(Work instructions): Print out the whole listing below exactly as it is written.

(Source data):
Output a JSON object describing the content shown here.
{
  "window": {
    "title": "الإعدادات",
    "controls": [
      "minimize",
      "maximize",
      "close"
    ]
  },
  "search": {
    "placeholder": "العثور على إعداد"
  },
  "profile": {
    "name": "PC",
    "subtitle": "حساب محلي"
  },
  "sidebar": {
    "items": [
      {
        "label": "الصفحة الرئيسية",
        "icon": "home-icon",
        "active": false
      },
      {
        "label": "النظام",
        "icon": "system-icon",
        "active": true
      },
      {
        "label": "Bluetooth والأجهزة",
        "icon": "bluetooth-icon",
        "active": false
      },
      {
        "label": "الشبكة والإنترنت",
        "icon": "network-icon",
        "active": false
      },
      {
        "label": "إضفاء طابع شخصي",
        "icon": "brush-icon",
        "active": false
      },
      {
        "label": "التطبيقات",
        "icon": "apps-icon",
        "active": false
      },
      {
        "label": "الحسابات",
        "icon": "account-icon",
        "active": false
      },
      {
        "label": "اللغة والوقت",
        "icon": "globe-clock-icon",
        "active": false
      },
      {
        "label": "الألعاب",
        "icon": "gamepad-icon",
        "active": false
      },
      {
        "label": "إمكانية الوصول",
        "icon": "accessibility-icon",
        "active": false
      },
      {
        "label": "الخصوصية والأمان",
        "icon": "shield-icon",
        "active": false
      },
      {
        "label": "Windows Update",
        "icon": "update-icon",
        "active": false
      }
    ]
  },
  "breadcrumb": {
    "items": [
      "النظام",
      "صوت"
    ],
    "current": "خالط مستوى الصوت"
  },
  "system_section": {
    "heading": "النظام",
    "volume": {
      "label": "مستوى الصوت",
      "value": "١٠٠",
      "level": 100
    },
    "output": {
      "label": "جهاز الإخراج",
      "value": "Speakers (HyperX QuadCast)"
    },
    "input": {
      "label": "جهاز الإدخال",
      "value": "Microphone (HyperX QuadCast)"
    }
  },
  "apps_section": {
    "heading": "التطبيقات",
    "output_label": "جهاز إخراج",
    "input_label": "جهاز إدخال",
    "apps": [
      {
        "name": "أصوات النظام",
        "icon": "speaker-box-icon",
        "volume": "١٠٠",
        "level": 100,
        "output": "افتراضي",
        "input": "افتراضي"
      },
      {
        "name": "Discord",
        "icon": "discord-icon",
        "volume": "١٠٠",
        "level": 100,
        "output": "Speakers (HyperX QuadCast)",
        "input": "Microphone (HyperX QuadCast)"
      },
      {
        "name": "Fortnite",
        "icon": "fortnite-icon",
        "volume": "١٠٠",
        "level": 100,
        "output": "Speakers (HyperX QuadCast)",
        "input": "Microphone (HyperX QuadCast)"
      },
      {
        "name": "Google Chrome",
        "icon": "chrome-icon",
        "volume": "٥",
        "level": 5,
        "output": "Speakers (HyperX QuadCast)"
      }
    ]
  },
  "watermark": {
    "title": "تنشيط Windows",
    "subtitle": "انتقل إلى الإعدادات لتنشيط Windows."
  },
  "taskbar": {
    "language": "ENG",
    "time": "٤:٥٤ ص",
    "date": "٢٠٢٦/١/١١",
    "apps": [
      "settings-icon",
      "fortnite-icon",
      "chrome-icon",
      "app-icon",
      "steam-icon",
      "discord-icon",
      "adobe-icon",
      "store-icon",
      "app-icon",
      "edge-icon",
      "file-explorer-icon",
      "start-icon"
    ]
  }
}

(Result for this task):
Output a JSON object describing the content shown here.
{
  "window": {
    "title": "الإعدادات",
    "controls": [
      "minimize",
      "maximize",
      "close"
    ]
  },
  "search": {
    "placeholder": "العثور على إعداد"
  },
  "profile": {
    "name": "PC",
    "subtitle": "حساب محلي"
  },
  "sidebar": {
    "items": [
      {
        "label": "الصفحة الرئيسية",
        "icon": "home-icon",
        "active": false
      },
      {
        "label": "النظام",
        "icon": "system-icon",
        "active": true
      },
      {
        "label": "Bluetooth والأجهزة",
        "icon": "bluetooth-icon",
        "active": false
      },
      {
        "label": "الشبكة والإنترنت",
        "icon": "network-icon",
        "active": false
      },
      {
        "label": "إضفاء طابع شخصي",
        "icon": "brush-icon",
        "active": false
      },
      {
        "label": "التطبيقات",
        "icon": "apps-icon",
        "active": false
      },
      {
        "label": "الحسابات",
        "icon": "account-icon",
        "active": false
      },
      {
        "label": "اللغة والوقت",
        "icon": "globe-clock-icon",
        "active": false
      },
      {
        "label": "الألعاب",
        "icon": "gamepad-icon",
        "active": false
      },
      {
        "label": "إمكانية الوصول",
        "icon": "accessibility-icon",
        "active": false
      },
      {
        "label": "الخصوصية والأمان",
        "icon": "shield-icon",
        "active": false
      },
      {
        "label": "Windows Update",
        "icon": "update-icon",
        "active": false
      }
    ]
  },
  "breadcrumb": {
    "items": [
      "النظام",
      "صوت"
    ],
    "current": "خالط مستوى الصوت"
  },
  "system_section": {
    "heading": "النظام",
    "volume": {
      "label": "مستوى الصوت",
      "value": "١٠٠",
      "level": 100
    },
    "output": {
      "label": "جهاز الإخراج",
      "value": "Speakers (HyperX QuadCast)"
    },
    "input": {
      "label": "جهاز الإدخال",
      "value": "Microphone (HyperX QuadCast)"
    }
  },
  "apps_section": {
    "heading": "التطبيقات",
    "output_label": "جهاز إخراج",
    "input_label": "جهاز إدخال",
    "apps": [
      {
        "name": "أصوات النظام",
        "icon": "speaker-box-icon",
        "volume": "١٠٠",
        "level": 100,
        "output": "افتراضي",
        "input": "افتراضي"
      },
      {
        "name": "Discord",
        "icon": "discord-icon",
        "volume": "١٠٠",
        "level": 100,
        "output": "Speakers (HyperX QuadCast)",
        "input": "Microphone (HyperX QuadCast)"
      },
      {
        "name": "Fortnite",
        "icon": "fortnite-icon",
        "volume": "١٠٠",
        "level": 100,
        "output": "Speakers (HyperX QuadCast)",
        "input": "Microphone (HyperX QuadCast)"
      },
      {
        "name": "Google Chrome",
        "icon": "chrome-icon",
        "volume": "٥",
        "level": 5,
        "output": "Speakers (HyperX QuadCast)"
      }
    ]
  },
  "watermark": {
    "title": "تنشيط Windows",
    "subtitle": "انتقل إلى الإعدادات لتنشيط Windows."
  },
  "taskbar": {
    "language": "ENG",
    "time": "٤:٥٤ ص",
    "date": "٢٠٢٦/١/١١",
    "apps": [
      "settings-icon",
      "fortnite-icon",
      "chrome-icon",
      "app-icon",
      "steam-icon",
      "discord-icon",
      "adobe-icon",
      "store-icon",
      "app-icon",
      "edge-icon",
      "file-explorer-icon",
      "start-icon"
    ]
  }
}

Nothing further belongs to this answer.